[DATASET RECORDS — start]
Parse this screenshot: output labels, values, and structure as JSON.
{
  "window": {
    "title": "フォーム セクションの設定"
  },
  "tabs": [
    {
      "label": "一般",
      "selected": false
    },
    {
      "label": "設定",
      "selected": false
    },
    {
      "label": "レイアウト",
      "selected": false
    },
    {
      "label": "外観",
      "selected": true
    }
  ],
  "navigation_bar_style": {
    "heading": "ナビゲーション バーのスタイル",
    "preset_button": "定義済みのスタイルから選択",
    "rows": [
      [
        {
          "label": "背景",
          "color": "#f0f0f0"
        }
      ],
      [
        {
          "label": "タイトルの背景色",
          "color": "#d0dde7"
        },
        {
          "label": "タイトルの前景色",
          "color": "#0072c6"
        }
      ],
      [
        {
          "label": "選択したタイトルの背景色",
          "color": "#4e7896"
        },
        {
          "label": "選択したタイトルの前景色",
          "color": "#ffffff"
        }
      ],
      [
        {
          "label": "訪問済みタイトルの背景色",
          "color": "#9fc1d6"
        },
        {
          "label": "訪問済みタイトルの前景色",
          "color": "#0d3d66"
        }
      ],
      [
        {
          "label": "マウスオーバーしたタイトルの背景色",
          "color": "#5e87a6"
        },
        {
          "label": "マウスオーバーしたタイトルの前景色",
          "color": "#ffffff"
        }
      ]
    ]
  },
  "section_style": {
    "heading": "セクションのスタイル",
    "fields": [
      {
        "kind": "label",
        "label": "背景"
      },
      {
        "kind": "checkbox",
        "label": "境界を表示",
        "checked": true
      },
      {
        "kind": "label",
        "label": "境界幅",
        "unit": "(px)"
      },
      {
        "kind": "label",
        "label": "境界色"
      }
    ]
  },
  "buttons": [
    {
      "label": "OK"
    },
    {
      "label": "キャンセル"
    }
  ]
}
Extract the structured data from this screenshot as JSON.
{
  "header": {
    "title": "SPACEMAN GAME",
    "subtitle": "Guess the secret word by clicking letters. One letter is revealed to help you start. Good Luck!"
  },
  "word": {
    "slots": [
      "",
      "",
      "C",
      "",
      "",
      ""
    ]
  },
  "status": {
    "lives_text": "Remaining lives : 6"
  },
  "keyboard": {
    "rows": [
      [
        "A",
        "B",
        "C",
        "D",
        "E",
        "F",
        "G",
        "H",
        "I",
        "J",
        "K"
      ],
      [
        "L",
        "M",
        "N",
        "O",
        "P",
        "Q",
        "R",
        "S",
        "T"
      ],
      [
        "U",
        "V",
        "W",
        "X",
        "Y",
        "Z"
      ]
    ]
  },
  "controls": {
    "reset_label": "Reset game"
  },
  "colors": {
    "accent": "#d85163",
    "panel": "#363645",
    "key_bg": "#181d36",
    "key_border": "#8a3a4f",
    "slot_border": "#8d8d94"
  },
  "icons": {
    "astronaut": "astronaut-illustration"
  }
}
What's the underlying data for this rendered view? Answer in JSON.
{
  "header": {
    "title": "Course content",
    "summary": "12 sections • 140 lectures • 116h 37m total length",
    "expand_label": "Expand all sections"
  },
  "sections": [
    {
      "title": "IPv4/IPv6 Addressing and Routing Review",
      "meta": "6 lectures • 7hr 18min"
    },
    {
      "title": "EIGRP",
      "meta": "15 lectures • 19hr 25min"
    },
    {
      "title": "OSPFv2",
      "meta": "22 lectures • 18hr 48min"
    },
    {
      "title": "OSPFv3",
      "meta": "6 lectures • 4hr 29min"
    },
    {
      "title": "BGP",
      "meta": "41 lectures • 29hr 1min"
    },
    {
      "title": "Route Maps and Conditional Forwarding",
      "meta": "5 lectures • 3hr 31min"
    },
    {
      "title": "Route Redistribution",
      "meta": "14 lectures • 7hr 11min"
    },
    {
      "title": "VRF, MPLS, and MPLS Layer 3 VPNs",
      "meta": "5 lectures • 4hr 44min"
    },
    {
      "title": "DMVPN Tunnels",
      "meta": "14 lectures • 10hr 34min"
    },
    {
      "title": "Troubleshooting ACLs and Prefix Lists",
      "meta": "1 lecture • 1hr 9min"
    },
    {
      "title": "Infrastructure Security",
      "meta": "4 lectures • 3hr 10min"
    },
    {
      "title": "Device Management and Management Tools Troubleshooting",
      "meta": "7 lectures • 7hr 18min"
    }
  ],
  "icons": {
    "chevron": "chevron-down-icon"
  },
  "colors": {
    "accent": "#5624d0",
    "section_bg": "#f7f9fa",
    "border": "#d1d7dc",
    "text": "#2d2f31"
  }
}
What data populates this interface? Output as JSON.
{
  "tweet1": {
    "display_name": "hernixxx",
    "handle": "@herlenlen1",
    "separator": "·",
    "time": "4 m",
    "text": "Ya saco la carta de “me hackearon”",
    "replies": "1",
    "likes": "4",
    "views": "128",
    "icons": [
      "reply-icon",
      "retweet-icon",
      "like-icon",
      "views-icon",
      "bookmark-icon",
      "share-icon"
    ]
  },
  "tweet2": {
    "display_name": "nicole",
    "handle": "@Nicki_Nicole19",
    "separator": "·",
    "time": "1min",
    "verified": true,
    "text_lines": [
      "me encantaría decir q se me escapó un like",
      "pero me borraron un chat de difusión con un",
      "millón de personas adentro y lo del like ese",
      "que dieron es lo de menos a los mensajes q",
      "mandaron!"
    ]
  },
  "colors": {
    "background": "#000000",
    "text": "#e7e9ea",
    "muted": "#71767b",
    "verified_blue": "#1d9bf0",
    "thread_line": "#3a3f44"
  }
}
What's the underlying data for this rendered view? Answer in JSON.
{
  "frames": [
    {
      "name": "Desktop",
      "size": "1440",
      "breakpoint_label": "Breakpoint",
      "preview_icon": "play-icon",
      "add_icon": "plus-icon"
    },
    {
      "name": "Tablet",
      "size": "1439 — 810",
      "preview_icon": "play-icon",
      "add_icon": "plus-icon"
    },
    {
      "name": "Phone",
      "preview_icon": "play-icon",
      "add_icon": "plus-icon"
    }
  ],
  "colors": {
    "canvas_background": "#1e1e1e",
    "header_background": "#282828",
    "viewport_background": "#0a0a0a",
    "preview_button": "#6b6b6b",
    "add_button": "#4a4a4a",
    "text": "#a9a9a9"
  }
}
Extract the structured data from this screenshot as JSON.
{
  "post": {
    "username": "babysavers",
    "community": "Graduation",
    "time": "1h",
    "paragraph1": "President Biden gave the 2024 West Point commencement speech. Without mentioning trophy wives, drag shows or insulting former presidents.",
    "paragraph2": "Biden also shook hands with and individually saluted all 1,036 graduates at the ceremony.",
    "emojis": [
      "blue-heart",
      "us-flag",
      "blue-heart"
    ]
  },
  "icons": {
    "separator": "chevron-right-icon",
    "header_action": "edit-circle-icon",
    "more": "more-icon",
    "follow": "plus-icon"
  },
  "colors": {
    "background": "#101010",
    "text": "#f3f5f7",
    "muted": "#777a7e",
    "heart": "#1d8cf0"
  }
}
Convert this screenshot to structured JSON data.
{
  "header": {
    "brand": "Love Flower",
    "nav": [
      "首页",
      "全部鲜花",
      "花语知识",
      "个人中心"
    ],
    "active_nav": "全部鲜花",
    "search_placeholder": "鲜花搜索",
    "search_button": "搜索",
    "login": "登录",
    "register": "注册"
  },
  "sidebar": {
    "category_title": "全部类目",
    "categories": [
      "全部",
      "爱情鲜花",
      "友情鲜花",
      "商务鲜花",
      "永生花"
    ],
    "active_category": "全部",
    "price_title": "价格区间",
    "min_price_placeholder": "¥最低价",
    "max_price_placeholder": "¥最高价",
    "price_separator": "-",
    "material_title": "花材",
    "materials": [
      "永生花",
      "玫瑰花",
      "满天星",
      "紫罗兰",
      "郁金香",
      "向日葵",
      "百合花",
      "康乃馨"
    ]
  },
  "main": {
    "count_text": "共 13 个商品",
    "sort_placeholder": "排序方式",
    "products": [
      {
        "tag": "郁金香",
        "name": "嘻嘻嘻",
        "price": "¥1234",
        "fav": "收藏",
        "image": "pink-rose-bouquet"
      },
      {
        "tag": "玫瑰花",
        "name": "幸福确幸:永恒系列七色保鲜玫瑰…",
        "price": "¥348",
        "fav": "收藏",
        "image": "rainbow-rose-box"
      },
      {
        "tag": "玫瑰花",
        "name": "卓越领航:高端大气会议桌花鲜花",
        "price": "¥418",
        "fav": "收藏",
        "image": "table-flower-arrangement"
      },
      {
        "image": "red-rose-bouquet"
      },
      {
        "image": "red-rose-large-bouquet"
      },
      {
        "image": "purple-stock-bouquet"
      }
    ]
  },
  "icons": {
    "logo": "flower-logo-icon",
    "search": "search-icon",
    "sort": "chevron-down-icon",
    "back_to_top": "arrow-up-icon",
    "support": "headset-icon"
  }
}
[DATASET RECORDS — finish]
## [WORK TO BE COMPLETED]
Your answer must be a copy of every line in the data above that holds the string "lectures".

## [EXERCISE RESPONSE]
    "summary": "12 sections • 140 lectures • 116h 37m total length",
      "meta": "6 lectures • 7hr 18min"
      "meta": "15 lectures • 19hr 25min"
      "meta": "22 lectures • 18hr 48min"
      "meta": "6 lectures • 4hr 29min"
      "meta": "41 lectures • 29hr 1min"
      "meta": "5 lectures • 3hr 31min"
      "meta": "14 lectures • 7hr 11min"
      "meta": "5 lectures • 4hr 44min"
      "meta": "14 lectures • 10hr 34min"
      "meta": "4 lectures • 3hr 10min"
      "meta": "7 lectures • 7hr 18min"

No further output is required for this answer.